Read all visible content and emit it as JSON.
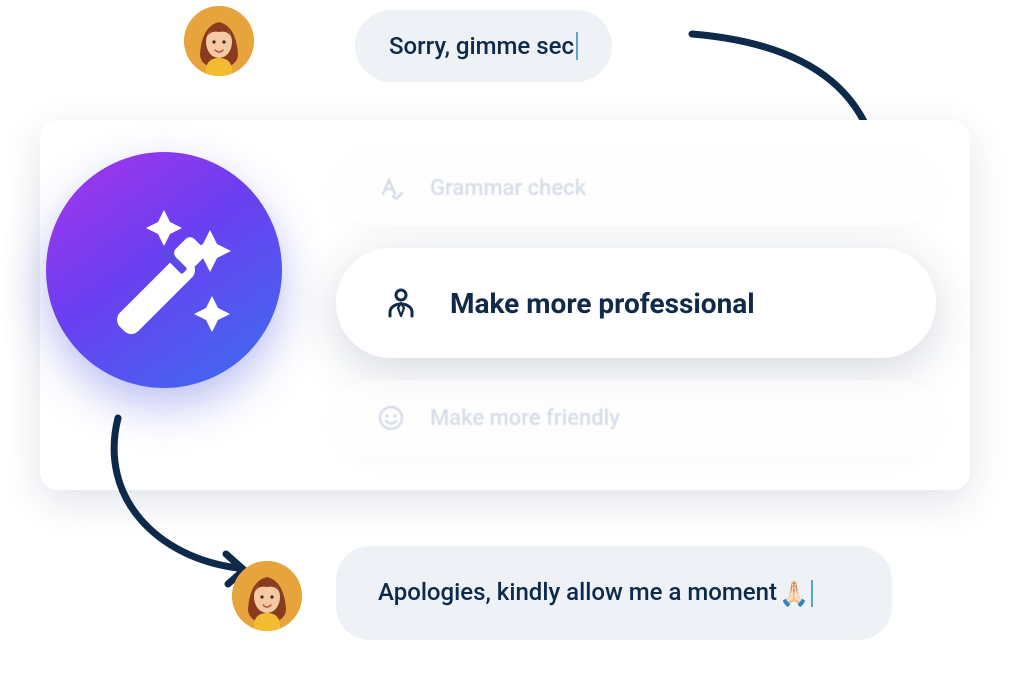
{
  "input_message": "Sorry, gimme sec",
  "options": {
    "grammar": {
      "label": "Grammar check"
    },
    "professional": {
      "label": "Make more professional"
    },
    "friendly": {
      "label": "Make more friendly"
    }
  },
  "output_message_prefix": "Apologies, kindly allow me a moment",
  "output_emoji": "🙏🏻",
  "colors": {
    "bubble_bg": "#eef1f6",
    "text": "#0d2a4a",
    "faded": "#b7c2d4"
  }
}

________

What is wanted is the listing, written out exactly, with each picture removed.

Read all visible content and emit it as JSON.
{
  "input_message": "Sorry, gimme sec",
  "options": {
    "grammar": {
      "label": "Grammar check"
    },
    "professional": {
      "label": "Make more professional"
    },
    "friendly": {
      "label": "Make more friendly"
    }
  },
  "output_message_prefix": "Apologies, kindly allow me a moment",
  "output_emoji": "🙏🏻",
  "colors": {
    "bubble_bg": "#eef1f6",
    "text": "#0d2a4a",
    "faded": "#b7c2d4"
  }
}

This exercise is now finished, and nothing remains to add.